Your instructions: Your answer must be an exact copy of the entries below, with no pictures in it.

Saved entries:
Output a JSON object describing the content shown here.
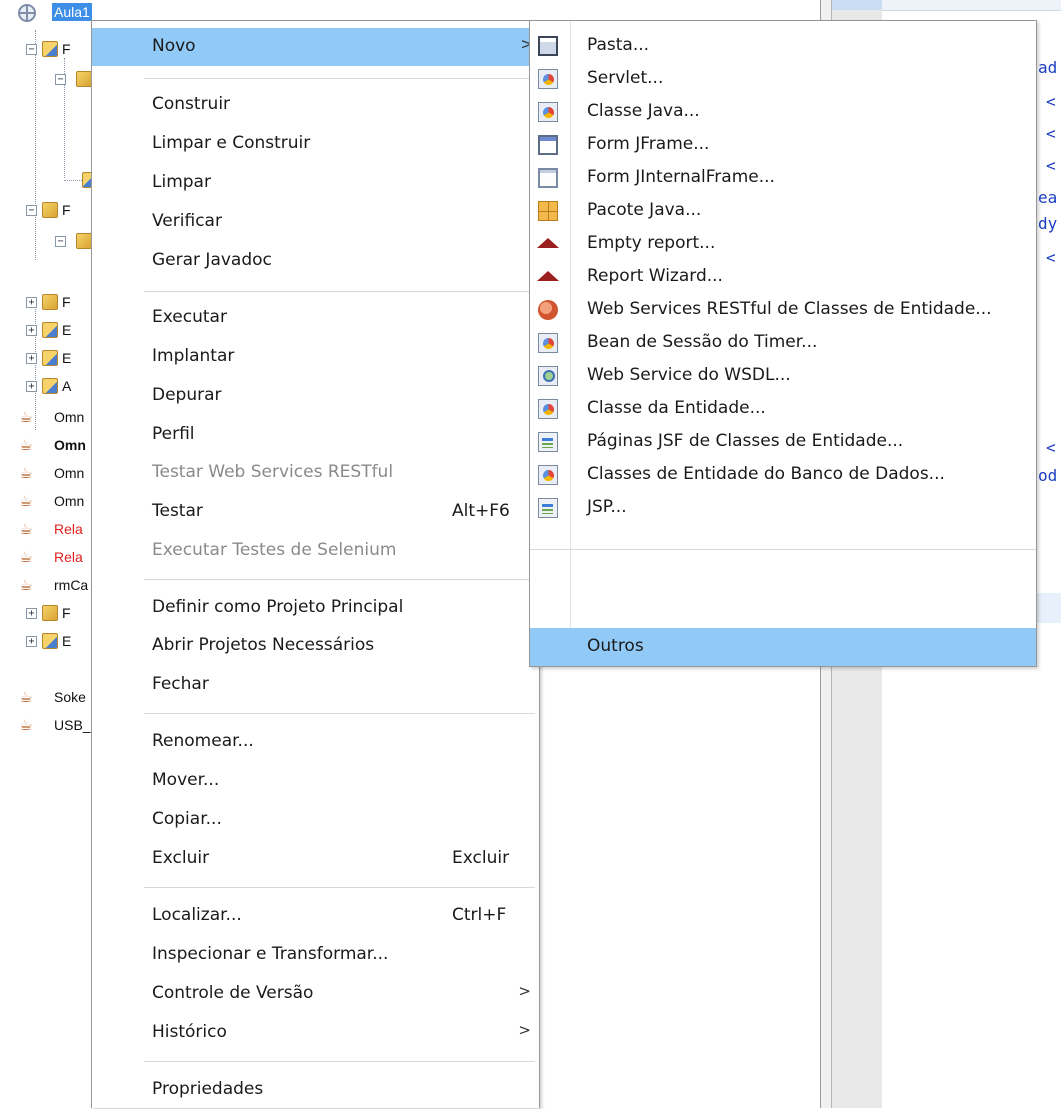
{
  "project_tree": {
    "selected_project": "Aula1",
    "rows": [
      {
        "label": "Omn",
        "style": "normal"
      },
      {
        "label": "Omn",
        "style": "bold"
      },
      {
        "label": "Omn",
        "style": "normal"
      },
      {
        "label": "Omn",
        "style": "normal"
      },
      {
        "label": "Rela",
        "style": "error"
      },
      {
        "label": "Rela",
        "style": "error"
      },
      {
        "label": "rmCa",
        "style": "normal"
      },
      {
        "label": "Soke",
        "style": "normal"
      },
      {
        "label": "USB_",
        "style": "normal"
      }
    ],
    "folder_letters": [
      "F",
      "F",
      "F",
      "E",
      "E",
      "A",
      "F",
      "E"
    ]
  },
  "editor": {
    "code_fragments": [
      "ad",
      "<",
      "<",
      "<",
      "ea",
      "dy",
      "<",
      "<",
      "od"
    ]
  },
  "context_menu": {
    "items": [
      {
        "label": "Novo",
        "has_submenu": true,
        "highlighted": true
      },
      {
        "label": "Construir"
      },
      {
        "label": "Limpar e Construir"
      },
      {
        "label": "Limpar"
      },
      {
        "label": "Verificar"
      },
      {
        "label": "Gerar Javadoc"
      },
      {
        "label": "Executar"
      },
      {
        "label": "Implantar"
      },
      {
        "label": "Depurar"
      },
      {
        "label": "Perfil"
      },
      {
        "label": "Testar Web Services RESTful",
        "disabled": true
      },
      {
        "label": "Testar",
        "shortcut": "Alt+F6"
      },
      {
        "label": "Executar Testes de Selenium",
        "disabled": true
      },
      {
        "label": "Definir como Projeto Principal"
      },
      {
        "label": "Abrir Projetos Necessários",
        "has_submenu": true
      },
      {
        "label": "Fechar"
      },
      {
        "label": "Renomear..."
      },
      {
        "label": "Mover..."
      },
      {
        "label": "Copiar..."
      },
      {
        "label": "Excluir",
        "shortcut": "Excluir"
      },
      {
        "label": "Localizar...",
        "shortcut": "Ctrl+F"
      },
      {
        "label": "Inspecionar e Transformar..."
      },
      {
        "label": "Controle de Versão",
        "has_submenu": true
      },
      {
        "label": "Histórico",
        "has_submenu": true
      },
      {
        "label": "Propriedades"
      }
    ],
    "submenu_arrow": ">"
  },
  "new_submenu": {
    "items": [
      {
        "label": "Pasta...",
        "icon": "folder-icon"
      },
      {
        "label": "Servlet...",
        "icon": "servlet-icon"
      },
      {
        "label": "Classe Java...",
        "icon": "java-class-icon"
      },
      {
        "label": "Form JFrame...",
        "icon": "jframe-icon"
      },
      {
        "label": "Form JInternalFrame...",
        "icon": "jinternalframe-icon"
      },
      {
        "label": "Pacote Java...",
        "icon": "java-package-icon"
      },
      {
        "label": "Empty report...",
        "icon": "report-icon"
      },
      {
        "label": "Report Wizard...",
        "icon": "report-icon"
      },
      {
        "label": "Web Services RESTful de Classes de Entidade...",
        "icon": "restful-service-icon"
      },
      {
        "label": "Bean de Sessão do Timer...",
        "icon": "session-bean-icon"
      },
      {
        "label": "Web Service do WSDL...",
        "icon": "wsdl-icon"
      },
      {
        "label": "Classe da Entidade...",
        "icon": "entity-class-icon"
      },
      {
        "label": "Páginas JSF de Classes de Entidade...",
        "icon": "jsf-page-icon"
      },
      {
        "label": "Classes de Entidade do Banco de Dados...",
        "icon": "entity-class-icon"
      },
      {
        "label": "JSP...",
        "icon": "jsp-icon"
      },
      {
        "label": "Outros",
        "highlighted": true
      }
    ]
  }
}
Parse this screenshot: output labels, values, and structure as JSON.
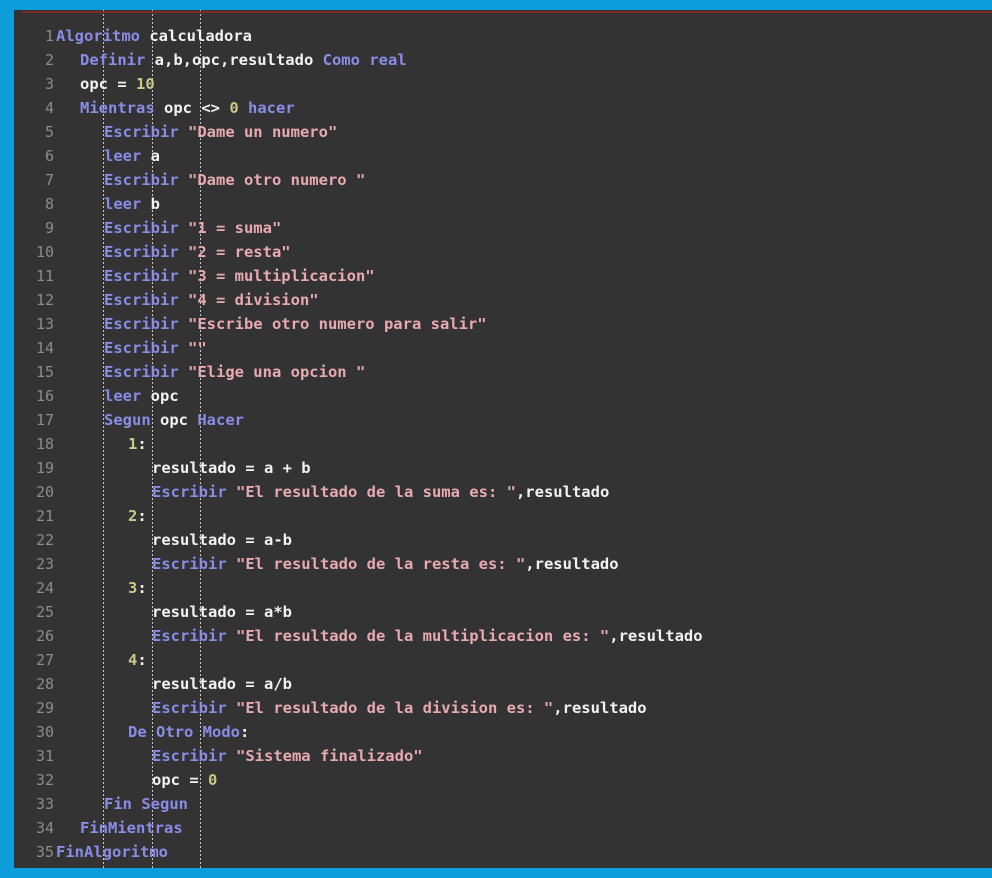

Solution for this problem:
Output a JSON object describing the content shown here.
{
  "project_tree": {
    "selected_project": "Aula1",
    "rows": [
      {
        "label": "Omn",
        "style": "normal"
      },
      {
        "label": "Omn",
        "style": "bold"
      },
      {
        "label": "Omn",
        "style": "normal"
      },
      {
        "label": "Omn",
        "style": "normal"
      },
      {
        "label": "Rela",
        "style": "error"
      },
      {
        "label": "Rela",
        "style": "error"
      },
      {
        "label": "rmCa",
        "style": "normal"
      },
      {
        "label": "Soke",
        "style": "normal"
      },
      {
        "label": "USB_",
        "style": "normal"
      }
    ],
    "folder_letters": [
      "F",
      "F",
      "F",
      "E",
      "E",
      "A",
      "F",
      "E"
    ]
  },
  "editor": {
    "code_fragments": [
      "ad",
      "<",
      "<",
      "<",
      "ea",
      "dy",
      "<",
      "<",
      "od"
    ]
  },
  "context_menu": {
    "items": [
      {
        "label": "Novo",
        "has_submenu": true,
        "highlighted": true
      },
      {
        "label": "Construir"
      },
      {
        "label": "Limpar e Construir"
      },
      {
        "label": "Limpar"
      },
      {
        "label": "Verificar"
      },
      {
        "label": "Gerar Javadoc"
      },
      {
        "label": "Executar"
      },
      {
        "label": "Implantar"
      },
      {
        "label": "Depurar"
      },
      {
        "label": "Perfil"
      },
      {
        "label": "Testar Web Services RESTful",
        "disabled": true
      },
      {
        "label": "Testar",
        "shortcut": "Alt+F6"
      },
      {
        "label": "Executar Testes de Selenium",
        "disabled": true
      },
      {
        "label": "Definir como Projeto Principal"
      },
      {
        "label": "Abrir Projetos Necessários",
        "has_submenu": true
      },
      {
        "label": "Fechar"
      },
      {
        "label": "Renomear..."
      },
      {
        "label": "Mover..."
      },
      {
        "label": "Copiar..."
      },
      {
        "label": "Excluir",
        "shortcut": "Excluir"
      },
      {
        "label": "Localizar...",
        "shortcut": "Ctrl+F"
      },
      {
        "label": "Inspecionar e Transformar..."
      },
      {
        "label": "Controle de Versão",
        "has_submenu": true
      },
      {
        "label": "Histórico",
        "has_submenu": true
      },
      {
        "label": "Propriedades"
      }
    ],
    "submenu_arrow": ">"
  },
  "new_submenu": {
    "items": [
      {
        "label": "Pasta...",
        "icon": "folder-icon"
      },
      {
        "label": "Servlet...",
        "icon": "servlet-icon"
      },
      {
        "label": "Classe Java...",
        "icon": "java-class-icon"
      },
      {
        "label": "Form JFrame...",
        "icon": "jframe-icon"
      },
      {
        "label": "Form JInternalFrame...",
        "icon": "jinternalframe-icon"
      },
      {
        "label": "Pacote Java...",
        "icon": "java-package-icon"
      },
      {
        "label": "Empty report...",
        "icon": "report-icon"
      },
      {
        "label": "Report Wizard...",
        "icon": "report-icon"
      },
      {
        "label": "Web Services RESTful de Classes de Entidade...",
        "icon": "restful-service-icon"
      },
      {
        "label": "Bean de Sessão do Timer...",
        "icon": "session-bean-icon"
      },
      {
        "label": "Web Service do WSDL...",
        "icon": "wsdl-icon"
      },
      {
        "label": "Classe da Entidade...",
        "icon": "entity-class-icon"
      },
      {
        "label": "Páginas JSF de Classes de Entidade...",
        "icon": "jsf-page-icon"
      },
      {
        "label": "Classes de Entidade do Banco de Dados...",
        "icon": "entity-class-icon"
      },
      {
        "label": "JSP...",
        "icon": "jsp-icon"
      },
      {
        "label": "Outros",
        "highlighted": true
      }
    ]
  }
}
Parse this screenshot: output labels, values, and structure as JSON.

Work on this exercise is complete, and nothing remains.